> [TRY IT] How many lines of the data include the string "arrow"? State the number and nothing else.

> [DATA FOR THIS TASK]
════
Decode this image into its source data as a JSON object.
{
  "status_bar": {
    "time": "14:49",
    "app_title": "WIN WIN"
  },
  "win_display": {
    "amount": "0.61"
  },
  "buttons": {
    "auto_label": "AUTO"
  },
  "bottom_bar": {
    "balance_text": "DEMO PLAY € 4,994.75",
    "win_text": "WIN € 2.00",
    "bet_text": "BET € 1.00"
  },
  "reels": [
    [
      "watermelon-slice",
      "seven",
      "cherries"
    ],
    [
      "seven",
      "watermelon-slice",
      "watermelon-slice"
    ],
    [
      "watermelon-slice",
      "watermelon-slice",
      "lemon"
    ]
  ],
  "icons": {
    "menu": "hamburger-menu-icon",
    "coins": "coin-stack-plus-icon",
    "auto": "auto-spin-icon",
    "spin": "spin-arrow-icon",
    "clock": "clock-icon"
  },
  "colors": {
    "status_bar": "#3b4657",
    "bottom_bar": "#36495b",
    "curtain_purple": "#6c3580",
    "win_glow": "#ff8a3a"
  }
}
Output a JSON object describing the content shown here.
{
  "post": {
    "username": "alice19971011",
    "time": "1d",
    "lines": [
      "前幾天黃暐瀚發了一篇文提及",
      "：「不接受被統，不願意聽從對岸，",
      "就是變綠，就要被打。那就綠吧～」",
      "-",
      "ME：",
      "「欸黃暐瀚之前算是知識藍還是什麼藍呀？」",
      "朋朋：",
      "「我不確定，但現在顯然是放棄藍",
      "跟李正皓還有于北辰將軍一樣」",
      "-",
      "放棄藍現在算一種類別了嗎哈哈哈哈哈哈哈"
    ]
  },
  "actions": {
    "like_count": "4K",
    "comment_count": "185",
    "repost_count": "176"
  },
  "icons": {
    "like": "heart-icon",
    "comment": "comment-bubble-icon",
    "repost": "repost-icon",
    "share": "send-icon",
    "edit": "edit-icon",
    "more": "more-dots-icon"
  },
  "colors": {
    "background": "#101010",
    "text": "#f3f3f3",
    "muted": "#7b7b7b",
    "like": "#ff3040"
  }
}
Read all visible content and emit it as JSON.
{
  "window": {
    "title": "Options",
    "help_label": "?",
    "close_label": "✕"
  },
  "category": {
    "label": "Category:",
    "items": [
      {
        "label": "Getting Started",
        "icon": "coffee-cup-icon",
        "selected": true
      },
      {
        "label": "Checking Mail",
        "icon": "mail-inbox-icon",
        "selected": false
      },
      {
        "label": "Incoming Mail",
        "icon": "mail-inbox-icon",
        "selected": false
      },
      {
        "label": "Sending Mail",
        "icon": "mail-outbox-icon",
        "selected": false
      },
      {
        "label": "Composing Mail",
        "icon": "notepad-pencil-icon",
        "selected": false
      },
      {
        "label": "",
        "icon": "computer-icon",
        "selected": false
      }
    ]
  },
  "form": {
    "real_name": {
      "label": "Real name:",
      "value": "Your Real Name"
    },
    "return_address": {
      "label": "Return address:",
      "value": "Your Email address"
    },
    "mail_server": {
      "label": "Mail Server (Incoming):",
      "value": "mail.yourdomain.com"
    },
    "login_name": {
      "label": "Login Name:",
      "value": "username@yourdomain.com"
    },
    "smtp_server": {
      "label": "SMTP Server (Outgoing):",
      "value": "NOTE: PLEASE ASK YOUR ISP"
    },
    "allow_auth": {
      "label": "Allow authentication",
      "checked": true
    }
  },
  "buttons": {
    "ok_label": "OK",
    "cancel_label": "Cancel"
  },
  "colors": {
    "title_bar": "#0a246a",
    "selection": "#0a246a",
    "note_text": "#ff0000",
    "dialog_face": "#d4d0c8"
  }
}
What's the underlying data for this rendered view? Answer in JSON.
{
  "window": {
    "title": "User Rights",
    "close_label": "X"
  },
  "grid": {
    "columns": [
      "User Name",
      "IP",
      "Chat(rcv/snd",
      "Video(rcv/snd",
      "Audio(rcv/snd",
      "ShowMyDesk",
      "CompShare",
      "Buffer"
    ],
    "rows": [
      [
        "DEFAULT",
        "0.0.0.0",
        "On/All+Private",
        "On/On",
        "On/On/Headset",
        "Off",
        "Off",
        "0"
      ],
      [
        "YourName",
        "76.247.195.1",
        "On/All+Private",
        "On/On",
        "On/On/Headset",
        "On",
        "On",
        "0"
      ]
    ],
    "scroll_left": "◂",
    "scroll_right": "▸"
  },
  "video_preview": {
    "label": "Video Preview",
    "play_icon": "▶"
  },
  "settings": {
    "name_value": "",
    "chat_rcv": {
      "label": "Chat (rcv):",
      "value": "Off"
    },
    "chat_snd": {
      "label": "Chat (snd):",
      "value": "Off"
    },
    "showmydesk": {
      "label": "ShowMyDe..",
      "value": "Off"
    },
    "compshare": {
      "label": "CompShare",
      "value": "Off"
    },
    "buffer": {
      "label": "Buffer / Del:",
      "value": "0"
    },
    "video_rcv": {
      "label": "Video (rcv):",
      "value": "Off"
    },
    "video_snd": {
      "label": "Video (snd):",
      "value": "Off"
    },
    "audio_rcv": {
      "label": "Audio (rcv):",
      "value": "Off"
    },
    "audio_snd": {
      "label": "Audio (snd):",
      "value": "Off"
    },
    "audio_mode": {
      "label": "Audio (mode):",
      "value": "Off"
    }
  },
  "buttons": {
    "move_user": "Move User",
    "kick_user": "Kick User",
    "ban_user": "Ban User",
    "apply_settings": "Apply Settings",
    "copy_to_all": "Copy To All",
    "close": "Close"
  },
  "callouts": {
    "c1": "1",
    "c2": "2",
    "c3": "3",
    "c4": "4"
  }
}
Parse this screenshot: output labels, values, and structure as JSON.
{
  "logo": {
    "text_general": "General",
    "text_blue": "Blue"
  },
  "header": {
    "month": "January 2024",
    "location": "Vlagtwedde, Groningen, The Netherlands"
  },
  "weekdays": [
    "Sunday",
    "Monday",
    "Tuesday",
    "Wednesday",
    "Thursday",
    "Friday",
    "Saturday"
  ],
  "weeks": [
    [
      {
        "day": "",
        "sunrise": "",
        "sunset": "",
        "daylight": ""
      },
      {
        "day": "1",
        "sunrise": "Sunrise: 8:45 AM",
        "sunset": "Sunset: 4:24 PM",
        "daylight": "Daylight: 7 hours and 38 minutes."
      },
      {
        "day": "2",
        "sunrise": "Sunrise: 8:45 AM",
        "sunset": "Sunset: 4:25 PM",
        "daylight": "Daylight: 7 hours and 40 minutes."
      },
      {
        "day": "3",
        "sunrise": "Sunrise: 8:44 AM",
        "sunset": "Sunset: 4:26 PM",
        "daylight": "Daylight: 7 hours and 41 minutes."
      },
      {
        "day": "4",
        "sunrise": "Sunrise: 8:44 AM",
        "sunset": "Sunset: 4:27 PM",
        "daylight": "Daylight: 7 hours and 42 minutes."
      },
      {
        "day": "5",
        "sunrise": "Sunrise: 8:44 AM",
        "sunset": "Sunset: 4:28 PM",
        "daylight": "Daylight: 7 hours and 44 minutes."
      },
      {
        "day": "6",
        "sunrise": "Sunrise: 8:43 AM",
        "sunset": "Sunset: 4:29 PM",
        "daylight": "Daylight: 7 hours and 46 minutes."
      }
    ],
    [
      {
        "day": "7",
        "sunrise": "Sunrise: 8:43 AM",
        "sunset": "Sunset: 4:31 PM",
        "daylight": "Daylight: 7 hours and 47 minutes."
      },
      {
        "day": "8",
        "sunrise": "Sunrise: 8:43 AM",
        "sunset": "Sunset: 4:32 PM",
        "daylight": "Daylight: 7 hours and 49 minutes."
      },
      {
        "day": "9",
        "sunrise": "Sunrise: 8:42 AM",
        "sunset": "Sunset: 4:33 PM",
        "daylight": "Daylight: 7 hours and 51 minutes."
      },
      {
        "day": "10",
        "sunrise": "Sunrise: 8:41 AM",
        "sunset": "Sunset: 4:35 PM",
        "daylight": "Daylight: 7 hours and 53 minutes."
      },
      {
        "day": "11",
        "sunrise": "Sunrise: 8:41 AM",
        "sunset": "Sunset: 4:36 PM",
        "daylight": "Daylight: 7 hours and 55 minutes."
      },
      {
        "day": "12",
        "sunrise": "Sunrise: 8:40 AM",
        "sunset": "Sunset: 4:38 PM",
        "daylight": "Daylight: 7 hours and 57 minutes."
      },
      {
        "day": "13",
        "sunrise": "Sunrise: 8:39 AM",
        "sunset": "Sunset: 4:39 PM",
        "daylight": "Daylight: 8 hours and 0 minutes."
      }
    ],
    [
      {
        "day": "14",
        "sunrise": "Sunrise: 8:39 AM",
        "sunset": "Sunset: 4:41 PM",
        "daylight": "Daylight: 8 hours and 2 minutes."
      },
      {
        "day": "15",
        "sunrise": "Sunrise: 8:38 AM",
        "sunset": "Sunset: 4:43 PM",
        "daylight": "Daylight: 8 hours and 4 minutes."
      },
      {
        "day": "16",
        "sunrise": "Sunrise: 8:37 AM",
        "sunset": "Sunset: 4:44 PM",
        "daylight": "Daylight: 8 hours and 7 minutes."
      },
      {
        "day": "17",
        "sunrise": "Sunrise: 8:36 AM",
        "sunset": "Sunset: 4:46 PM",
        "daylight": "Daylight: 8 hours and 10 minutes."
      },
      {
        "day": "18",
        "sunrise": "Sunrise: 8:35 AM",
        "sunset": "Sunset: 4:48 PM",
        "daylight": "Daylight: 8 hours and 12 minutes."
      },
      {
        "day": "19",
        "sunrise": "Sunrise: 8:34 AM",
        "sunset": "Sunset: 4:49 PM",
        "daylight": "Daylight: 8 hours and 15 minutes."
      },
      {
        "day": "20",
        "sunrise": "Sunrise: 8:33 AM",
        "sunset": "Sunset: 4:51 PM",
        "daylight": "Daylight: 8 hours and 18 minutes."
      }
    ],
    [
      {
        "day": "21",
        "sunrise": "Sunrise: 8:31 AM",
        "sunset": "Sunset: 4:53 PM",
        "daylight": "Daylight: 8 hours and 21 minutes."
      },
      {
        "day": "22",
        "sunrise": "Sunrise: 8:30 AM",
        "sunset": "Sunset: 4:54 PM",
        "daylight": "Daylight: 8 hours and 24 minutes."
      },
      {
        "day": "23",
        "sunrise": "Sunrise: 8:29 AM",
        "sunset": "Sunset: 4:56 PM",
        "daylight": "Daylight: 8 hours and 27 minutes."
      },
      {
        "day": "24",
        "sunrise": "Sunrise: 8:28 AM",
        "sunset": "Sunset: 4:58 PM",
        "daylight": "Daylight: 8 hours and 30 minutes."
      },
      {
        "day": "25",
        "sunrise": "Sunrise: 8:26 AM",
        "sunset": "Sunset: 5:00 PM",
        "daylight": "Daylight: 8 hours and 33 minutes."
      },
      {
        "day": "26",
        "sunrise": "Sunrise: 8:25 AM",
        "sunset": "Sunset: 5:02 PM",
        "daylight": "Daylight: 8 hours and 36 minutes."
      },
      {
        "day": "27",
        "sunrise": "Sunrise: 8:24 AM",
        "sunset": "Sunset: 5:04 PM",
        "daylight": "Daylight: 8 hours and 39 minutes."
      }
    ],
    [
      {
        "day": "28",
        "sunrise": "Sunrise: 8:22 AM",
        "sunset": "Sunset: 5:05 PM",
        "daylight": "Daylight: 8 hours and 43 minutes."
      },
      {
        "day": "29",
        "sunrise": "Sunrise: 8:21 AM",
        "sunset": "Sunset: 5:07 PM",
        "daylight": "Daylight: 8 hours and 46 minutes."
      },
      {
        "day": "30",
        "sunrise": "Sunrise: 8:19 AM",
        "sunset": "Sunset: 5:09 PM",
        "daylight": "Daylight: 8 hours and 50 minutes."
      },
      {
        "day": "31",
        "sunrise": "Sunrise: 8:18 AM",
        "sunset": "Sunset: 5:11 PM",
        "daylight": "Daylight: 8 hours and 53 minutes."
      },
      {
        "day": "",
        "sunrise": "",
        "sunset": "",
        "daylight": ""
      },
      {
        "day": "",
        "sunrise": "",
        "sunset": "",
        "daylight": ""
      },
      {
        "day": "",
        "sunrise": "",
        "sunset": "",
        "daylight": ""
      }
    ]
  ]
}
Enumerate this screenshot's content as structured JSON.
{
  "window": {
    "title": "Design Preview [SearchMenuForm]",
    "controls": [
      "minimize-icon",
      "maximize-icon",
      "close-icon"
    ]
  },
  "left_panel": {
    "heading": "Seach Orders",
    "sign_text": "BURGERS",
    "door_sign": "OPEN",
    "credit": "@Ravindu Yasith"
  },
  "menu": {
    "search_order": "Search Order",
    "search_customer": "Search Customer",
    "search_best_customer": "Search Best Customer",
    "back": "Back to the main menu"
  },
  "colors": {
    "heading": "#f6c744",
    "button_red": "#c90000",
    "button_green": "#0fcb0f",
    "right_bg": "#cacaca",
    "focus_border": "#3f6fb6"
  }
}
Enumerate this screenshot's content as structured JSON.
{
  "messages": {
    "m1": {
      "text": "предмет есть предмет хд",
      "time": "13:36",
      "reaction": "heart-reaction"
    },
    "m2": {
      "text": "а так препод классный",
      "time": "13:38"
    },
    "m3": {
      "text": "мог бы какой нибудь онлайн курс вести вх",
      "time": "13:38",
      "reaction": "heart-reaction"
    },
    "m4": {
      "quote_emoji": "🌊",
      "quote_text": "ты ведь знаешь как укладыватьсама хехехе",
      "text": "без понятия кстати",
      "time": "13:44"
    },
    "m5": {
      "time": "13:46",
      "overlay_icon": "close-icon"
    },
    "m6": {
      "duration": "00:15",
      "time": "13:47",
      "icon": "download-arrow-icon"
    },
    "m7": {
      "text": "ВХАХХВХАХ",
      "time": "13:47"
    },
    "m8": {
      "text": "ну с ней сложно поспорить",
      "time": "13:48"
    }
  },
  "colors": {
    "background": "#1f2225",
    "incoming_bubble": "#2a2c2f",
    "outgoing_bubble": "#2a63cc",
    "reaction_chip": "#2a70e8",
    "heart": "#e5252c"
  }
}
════
> [WRITTEN ANSWER] 2